# [Record excerpts]
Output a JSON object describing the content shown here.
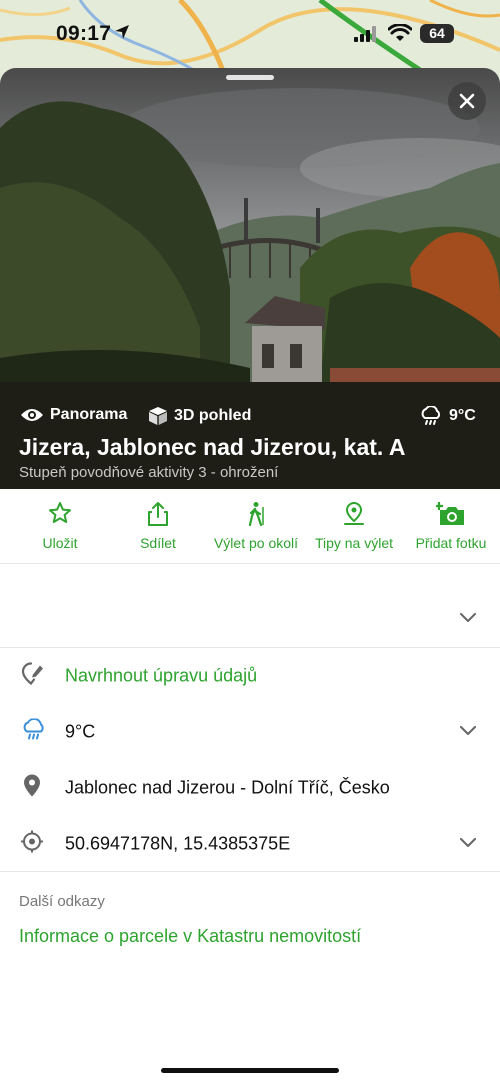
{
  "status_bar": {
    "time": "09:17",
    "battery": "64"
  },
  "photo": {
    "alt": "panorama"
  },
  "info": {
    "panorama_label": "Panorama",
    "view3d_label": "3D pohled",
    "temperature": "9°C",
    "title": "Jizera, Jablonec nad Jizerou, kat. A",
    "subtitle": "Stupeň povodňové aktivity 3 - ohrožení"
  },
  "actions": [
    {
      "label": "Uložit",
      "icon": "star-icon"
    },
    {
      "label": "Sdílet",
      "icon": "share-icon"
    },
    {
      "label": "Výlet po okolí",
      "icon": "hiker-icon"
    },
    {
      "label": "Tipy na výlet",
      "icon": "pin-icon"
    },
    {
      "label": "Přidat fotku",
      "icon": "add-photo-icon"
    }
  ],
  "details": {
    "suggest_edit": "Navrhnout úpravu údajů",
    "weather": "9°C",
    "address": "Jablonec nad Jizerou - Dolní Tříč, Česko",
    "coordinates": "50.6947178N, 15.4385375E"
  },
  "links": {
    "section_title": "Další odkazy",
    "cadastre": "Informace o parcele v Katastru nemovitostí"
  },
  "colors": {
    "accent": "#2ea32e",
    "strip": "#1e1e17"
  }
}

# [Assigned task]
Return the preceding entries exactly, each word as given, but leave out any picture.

# [Solution for this problem]
Output a JSON object describing the content shown here.
{
  "status_bar": {
    "time": "09:17",
    "battery": "64"
  },
  "photo": {
    "alt": "panorama"
  },
  "info": {
    "panorama_label": "Panorama",
    "view3d_label": "3D pohled",
    "temperature": "9°C",
    "title": "Jizera, Jablonec nad Jizerou, kat. A",
    "subtitle": "Stupeň povodňové aktivity 3 - ohrožení"
  },
  "actions": [
    {
      "label": "Uložit",
      "icon": "star-icon"
    },
    {
      "label": "Sdílet",
      "icon": "share-icon"
    },
    {
      "label": "Výlet po okolí",
      "icon": "hiker-icon"
    },
    {
      "label": "Tipy na výlet",
      "icon": "pin-icon"
    },
    {
      "label": "Přidat fotku",
      "icon": "add-photo-icon"
    }
  ],
  "details": {
    "suggest_edit": "Navrhnout úpravu údajů",
    "weather": "9°C",
    "address": "Jablonec nad Jizerou - Dolní Tříč, Česko",
    "coordinates": "50.6947178N, 15.4385375E"
  },
  "links": {
    "section_title": "Další odkazy",
    "cadastre": "Informace o parcele v Katastru nemovitostí"
  },
  "colors": {
    "accent": "#2ea32e",
    "strip": "#1e1e17"
  }
}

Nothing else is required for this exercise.